You may not want to hear this, but ladies and gentlemen, it's about that time again. No, not another insufferable, unreadable vaccine post (though as a fair warning a series of that is coming up soon). Even though I talked about seat belts fairly recently, it's once again time to talk about . . .
Just kidding, just kidding. It's seat belts. Oh be quiet, I can hear you groaning from all the way over here. Yes, I realise I talk about them a lot, and you realise I talk about them a lot, and I realise that you realise that I talk about them a lot, and because I won't shut my damned mouth about them you therefore probably also realise just how important they are. If you do, this post is not for you. Instead this is directed to the people who still think seat belts are either A) not that important, or B) dangerous.
Something else (that ties into this story) that is even more important than seat belts is the police (the men and women who uphold the law, not the British rock band (though they were pretty damned cool too)). I'm sure many people here, especially those who have ever been stopped for speeding, aren't such big fans of these folks. Though I've been stopped a couple of times for speeding myself (though not in the last decade or two), and though I was admittedly righteously pissed off at the time, I only had myself and my stupid heavy foot to blame. I now thoroughly respect the officers who were simply doing their job trying to protect me and the drivers around me. As a trauma surgeon, this respect has only deepened. It turns out that the people they deal with on a daily basis correlate quite nicely with my patient population.
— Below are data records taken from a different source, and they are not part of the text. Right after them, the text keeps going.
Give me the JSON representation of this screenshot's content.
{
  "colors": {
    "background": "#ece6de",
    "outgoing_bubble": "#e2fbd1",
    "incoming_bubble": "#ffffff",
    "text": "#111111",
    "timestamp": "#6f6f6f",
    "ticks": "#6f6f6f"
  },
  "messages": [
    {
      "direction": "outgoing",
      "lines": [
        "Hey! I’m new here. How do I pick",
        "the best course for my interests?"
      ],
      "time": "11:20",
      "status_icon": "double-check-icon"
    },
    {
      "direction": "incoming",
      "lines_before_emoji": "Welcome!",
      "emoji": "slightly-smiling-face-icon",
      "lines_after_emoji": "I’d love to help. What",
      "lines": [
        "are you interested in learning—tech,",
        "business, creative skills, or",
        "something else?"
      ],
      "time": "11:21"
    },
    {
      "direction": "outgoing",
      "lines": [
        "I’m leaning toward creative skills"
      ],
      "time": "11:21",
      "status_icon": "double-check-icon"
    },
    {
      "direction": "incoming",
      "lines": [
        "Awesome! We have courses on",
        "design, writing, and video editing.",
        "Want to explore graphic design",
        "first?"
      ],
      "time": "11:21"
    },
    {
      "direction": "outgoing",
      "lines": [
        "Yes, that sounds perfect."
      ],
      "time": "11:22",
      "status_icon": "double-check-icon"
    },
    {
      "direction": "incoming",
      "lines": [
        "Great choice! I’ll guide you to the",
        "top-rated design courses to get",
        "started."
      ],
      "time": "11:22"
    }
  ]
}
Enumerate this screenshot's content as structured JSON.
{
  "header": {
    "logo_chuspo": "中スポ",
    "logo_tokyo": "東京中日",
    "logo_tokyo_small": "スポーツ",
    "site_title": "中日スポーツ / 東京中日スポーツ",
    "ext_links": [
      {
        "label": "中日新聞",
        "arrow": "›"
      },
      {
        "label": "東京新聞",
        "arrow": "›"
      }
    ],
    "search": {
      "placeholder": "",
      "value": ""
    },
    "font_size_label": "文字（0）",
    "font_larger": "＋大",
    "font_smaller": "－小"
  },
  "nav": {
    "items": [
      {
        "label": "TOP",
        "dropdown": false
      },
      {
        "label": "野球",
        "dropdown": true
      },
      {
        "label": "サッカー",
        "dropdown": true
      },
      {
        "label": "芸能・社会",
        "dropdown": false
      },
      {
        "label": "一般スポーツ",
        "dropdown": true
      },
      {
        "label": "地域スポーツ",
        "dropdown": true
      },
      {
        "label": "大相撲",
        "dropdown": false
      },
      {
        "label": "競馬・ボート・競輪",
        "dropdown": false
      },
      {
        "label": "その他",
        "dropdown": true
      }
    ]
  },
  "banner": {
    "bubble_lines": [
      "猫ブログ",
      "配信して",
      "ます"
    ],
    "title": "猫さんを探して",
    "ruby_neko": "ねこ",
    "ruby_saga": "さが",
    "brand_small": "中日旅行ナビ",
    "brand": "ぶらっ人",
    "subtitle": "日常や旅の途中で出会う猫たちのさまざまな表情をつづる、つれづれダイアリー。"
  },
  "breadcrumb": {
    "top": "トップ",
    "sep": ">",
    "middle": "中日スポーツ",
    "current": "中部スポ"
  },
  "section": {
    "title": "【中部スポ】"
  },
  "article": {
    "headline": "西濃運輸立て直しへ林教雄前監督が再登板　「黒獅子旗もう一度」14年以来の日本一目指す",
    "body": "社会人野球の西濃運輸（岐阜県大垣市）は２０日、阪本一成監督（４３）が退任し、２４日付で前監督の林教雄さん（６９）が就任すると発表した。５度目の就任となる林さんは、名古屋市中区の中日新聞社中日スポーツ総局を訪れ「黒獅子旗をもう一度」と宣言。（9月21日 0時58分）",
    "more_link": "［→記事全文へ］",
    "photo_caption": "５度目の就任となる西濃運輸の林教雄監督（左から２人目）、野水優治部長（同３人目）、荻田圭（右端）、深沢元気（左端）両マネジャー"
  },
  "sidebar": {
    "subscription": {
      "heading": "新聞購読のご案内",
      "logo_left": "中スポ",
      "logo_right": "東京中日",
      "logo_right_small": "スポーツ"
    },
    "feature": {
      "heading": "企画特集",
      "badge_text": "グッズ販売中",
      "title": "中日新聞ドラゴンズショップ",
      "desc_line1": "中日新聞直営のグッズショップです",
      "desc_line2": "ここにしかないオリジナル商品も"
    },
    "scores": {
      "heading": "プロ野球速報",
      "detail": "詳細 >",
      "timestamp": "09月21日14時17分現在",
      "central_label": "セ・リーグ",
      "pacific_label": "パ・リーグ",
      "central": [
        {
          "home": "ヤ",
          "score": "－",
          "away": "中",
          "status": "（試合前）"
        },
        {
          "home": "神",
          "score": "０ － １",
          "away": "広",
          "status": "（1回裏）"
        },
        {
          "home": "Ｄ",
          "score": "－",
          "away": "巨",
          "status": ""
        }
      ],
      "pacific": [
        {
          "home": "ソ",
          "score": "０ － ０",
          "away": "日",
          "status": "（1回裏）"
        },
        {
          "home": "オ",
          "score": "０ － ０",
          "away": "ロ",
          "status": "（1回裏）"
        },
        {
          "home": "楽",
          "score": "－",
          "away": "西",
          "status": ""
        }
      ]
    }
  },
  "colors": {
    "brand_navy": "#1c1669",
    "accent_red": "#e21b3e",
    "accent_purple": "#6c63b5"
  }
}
But unfortunately police officers aren't perfect. They are human, and they make mistakes. Just like Colby (not his real name™).
When a group of police officers gathers outside my trauma bay, it can mean only one of two things: A) they are protecting everyone from the asshole they just brought to me, or B) one of their own was just brought in. In Colby's case, it was the latter. He was chasing a suspect at high speed in the rain when he hydroplaned and spun out. This launched his car into the woods where he struck a tree and got knocked out. When he came to, the medics were pulling him from the back seat of his cruiser.
At this point the clever readers are probably wondering, "Hey, how in the hell did he end up in the back seat if he was wearing his seat belt?" Never fear, intrepid reader. I'll get to that.
He arrived looking in not-too-bad shape, but his oxygen saturation was only 90%. For a healthy (and very muscular) 25-year old kid, his oxygen level should have been no less than 98% unless something seriously wrong was seriously wrong. I asked him what hurt, assuming it would be his chest.
"My chest, sir. It's not so bad though, Doc."
Sir. Heh. I have to admit I thoroughly enjoy the "sir" whenever I hear it, which is almost never. Getting "sir" from a patient is like eating filet mignon - something you experience very rarely but enjoy the hell out of it whenever you get the opportunity.
But why was he in the back seat, Doc?
Quiet, you. I'm getting there.
A chest X-ray confirmed my suspicion - a couple of broken ribs, a lung contusion, and a pneumothorax big enough to require a chest tube. Chest tubes are designed to evacuate the air (or fluid) that has accumulated around a punctured lung, allowing it to re-expand fully. Colby wasn't enthralled with the idea of me shoving a tube the size of my thumb into his chest between his ribs, but he tolerated the procedure with hardly a grunt. As soon as it was in, his oxygen level normalised and his shortness of breath disappeared. A follow-up X-ray predictably showed that his lung was now fully inflated (HUZZAH!), so he was admitted and taken up to the trauma ward a short while later.
But Doc . . .
The following day I went to see Colby, and he was doing very well and in rather high spirits. He was a model patient - eager to get up and walk despite the large tube hanging out of his chest and the constant pain in it that stabbed him every time he coughed. I decided this was the right time to get the answer to the question that everyone was asking: how did he end up in the back seat of the car if he was wearing his seat belt?
He gave me a rather abashed glance towards the floor as he gave me his a very simple explanation: he wasn't. His colleague sitting in the chair next to him looked down and shook his head.
As he explained it, none of the officers in his district wears a seat belt. He gave me some vague (read: bullshit) excuse about possibly maybe needing to jump out of the car suddenly and not wanting to risk getting ensnared in the seat belt or some crap. I just gave him the look. The Look. You know, that look you give your kid when she tries to claim she didn't steal that last Oreo when you actually watched her do it five seconds ago. Yeah, that look.
He gave me a sheepish smile and said, "I know, sir. I know. I'm sorry."
I gave him The Look again and asked him if he was going to give himself a ticket. He chuckled as I reminded him that he was the one who needed to make sure that we wear out seat belts, and that in addition to protecting us, he needs to protect himself too. It is his sworn duty to keep us safe, but a large part of that is setting a good example. His colleague started nodding solemnly.
"Yes, sir. If I had been wearing it, I probably wouldn't be here. I mean, I'd be here, I just wouldn't be . . . you know, here . . . in this hospital, here. I probably would've been fine and walked away. I will from now on, sir."
Now that is what I was waiting to hear.